> DATA EXTRACTS:

== Segment start ==

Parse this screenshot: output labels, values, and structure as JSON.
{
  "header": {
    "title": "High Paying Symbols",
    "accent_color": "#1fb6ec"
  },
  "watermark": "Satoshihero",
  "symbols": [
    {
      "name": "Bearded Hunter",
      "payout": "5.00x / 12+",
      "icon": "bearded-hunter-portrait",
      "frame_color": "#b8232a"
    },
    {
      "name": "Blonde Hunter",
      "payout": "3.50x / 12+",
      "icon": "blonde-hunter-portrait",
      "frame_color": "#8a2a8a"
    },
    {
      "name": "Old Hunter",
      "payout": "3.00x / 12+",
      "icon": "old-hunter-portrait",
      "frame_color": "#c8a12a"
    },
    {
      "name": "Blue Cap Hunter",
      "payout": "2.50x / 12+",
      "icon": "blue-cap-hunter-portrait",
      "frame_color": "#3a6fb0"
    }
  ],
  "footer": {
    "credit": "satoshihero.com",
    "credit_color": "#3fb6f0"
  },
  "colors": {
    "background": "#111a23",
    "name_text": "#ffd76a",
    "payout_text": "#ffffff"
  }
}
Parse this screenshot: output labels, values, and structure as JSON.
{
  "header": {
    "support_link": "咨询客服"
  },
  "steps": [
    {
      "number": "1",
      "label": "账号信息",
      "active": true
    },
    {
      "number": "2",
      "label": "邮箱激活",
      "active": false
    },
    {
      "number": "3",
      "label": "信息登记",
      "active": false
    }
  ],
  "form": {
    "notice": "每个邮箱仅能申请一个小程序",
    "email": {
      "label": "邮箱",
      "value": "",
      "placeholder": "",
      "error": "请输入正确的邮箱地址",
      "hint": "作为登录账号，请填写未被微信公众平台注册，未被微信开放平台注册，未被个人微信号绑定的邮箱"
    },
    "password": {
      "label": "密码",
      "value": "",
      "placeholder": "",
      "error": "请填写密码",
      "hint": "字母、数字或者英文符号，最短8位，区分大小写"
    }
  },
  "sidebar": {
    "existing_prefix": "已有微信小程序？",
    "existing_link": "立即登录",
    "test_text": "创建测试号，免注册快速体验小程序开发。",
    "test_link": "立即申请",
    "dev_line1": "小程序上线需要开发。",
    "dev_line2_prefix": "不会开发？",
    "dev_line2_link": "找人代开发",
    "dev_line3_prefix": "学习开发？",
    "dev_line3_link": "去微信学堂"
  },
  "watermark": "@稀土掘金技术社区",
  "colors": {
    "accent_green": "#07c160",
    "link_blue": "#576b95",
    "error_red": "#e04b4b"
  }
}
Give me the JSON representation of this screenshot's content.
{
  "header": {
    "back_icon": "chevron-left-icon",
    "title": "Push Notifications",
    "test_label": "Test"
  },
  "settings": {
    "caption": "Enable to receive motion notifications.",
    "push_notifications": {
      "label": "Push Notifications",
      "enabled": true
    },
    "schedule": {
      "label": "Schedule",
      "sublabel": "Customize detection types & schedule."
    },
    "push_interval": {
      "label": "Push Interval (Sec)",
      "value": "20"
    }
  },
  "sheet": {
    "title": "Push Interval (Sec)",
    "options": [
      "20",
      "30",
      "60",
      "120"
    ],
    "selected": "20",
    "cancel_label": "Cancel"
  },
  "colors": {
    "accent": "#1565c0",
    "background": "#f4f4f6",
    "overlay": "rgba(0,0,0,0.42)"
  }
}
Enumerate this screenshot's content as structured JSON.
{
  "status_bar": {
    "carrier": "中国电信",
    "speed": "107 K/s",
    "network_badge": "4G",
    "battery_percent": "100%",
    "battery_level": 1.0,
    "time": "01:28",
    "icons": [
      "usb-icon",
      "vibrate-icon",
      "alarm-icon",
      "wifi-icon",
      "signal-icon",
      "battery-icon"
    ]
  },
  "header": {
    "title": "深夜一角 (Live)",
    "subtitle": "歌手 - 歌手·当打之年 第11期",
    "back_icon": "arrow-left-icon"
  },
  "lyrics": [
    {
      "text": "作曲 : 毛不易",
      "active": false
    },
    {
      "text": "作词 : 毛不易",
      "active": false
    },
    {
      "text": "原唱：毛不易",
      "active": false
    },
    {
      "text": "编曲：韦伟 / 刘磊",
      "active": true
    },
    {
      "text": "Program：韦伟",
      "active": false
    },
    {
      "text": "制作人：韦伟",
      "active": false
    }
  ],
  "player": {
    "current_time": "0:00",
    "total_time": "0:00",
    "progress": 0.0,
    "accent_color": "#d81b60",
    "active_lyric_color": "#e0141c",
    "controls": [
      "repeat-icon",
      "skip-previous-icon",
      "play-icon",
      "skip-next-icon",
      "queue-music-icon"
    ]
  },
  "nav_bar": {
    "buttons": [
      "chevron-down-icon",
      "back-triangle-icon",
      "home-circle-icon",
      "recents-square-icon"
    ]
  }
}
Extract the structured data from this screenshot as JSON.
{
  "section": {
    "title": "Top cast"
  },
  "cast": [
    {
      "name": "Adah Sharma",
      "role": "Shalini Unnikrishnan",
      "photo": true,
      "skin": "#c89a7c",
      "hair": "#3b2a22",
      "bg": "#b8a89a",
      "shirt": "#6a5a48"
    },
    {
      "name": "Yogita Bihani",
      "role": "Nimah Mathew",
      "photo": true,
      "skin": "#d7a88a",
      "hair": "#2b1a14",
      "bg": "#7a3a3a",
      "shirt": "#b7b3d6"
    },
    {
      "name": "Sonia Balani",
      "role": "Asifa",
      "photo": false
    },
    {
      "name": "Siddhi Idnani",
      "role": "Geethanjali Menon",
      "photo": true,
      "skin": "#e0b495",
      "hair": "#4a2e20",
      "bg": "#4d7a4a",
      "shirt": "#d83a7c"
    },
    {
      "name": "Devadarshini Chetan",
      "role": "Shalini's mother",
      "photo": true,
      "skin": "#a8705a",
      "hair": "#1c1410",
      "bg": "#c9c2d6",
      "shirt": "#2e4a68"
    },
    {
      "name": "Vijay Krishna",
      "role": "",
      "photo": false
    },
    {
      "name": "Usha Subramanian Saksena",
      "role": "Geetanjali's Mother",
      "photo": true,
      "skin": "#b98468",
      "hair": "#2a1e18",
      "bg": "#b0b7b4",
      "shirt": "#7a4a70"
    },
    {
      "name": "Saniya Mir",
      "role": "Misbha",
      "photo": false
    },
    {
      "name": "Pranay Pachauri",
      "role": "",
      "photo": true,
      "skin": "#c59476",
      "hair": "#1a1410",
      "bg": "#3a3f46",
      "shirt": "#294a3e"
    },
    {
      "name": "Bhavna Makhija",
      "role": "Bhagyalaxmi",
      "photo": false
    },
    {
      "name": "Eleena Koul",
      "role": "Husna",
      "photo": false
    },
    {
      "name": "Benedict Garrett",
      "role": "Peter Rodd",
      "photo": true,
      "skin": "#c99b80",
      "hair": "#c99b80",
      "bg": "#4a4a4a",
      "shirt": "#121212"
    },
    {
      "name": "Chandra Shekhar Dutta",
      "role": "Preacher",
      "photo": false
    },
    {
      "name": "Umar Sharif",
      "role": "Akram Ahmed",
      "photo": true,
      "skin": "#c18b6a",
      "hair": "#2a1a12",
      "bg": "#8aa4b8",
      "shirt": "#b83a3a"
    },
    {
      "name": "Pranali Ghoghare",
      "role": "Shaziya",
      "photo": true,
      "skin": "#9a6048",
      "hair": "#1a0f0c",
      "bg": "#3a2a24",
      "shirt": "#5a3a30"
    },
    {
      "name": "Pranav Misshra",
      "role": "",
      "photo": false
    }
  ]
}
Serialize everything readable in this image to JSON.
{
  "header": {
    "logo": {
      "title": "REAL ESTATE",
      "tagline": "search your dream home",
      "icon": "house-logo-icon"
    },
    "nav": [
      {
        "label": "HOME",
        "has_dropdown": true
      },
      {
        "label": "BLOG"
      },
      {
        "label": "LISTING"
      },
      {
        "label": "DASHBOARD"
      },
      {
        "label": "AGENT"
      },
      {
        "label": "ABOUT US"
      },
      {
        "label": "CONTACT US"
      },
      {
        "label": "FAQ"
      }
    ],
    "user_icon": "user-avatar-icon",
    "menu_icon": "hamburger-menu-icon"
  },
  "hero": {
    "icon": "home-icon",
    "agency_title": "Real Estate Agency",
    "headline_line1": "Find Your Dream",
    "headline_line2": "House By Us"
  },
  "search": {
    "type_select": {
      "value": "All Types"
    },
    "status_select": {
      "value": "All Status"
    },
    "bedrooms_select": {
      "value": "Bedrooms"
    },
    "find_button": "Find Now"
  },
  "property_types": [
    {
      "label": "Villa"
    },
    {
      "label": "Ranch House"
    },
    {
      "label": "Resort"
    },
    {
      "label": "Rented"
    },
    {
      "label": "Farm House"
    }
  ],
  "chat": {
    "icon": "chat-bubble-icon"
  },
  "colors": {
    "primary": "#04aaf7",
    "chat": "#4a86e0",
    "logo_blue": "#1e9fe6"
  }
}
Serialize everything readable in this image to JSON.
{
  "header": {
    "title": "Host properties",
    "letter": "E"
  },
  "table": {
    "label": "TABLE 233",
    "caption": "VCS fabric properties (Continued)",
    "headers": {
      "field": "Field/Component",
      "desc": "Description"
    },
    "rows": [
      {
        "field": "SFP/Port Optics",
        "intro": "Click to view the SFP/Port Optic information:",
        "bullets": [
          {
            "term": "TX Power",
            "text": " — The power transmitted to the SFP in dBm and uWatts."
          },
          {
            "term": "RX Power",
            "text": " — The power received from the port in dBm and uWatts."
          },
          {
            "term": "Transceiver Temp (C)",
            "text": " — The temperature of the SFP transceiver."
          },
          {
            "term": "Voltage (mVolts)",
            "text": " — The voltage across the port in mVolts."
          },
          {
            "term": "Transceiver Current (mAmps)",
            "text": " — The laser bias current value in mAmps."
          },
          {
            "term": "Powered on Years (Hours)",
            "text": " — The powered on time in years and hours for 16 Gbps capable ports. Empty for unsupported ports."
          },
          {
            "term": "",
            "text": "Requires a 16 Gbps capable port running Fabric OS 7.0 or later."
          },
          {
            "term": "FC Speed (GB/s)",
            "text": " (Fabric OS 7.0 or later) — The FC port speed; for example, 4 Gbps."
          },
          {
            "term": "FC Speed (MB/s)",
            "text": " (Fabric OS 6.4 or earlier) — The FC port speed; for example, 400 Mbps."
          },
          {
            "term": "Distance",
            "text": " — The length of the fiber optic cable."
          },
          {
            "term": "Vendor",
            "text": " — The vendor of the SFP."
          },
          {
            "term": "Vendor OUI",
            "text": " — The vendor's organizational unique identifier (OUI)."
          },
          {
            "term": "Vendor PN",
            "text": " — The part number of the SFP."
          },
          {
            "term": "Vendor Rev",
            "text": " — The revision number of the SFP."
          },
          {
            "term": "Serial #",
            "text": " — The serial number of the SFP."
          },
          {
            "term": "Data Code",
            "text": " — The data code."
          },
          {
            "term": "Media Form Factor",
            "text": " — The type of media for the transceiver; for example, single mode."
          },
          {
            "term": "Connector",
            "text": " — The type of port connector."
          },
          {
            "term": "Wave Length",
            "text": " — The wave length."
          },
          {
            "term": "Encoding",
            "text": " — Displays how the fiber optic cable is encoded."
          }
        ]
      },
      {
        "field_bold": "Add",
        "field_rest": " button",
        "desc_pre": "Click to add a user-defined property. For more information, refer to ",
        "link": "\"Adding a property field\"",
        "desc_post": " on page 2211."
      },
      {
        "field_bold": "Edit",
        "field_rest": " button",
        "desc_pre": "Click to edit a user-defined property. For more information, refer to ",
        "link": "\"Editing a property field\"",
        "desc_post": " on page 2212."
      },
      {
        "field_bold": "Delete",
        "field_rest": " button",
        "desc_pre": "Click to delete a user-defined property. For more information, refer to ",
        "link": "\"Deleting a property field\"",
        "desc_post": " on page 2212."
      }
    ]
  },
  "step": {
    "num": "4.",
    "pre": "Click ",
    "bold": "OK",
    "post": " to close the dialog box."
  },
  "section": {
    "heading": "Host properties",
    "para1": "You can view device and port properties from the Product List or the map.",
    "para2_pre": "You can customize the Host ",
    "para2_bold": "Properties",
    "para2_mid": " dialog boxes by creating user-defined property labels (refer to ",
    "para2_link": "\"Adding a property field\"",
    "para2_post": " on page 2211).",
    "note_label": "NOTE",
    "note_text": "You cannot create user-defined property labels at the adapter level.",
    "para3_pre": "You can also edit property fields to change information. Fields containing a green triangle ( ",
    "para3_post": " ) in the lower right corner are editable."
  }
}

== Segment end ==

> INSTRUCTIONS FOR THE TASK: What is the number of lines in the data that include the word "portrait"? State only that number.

> RESULT OF THE TASK: 4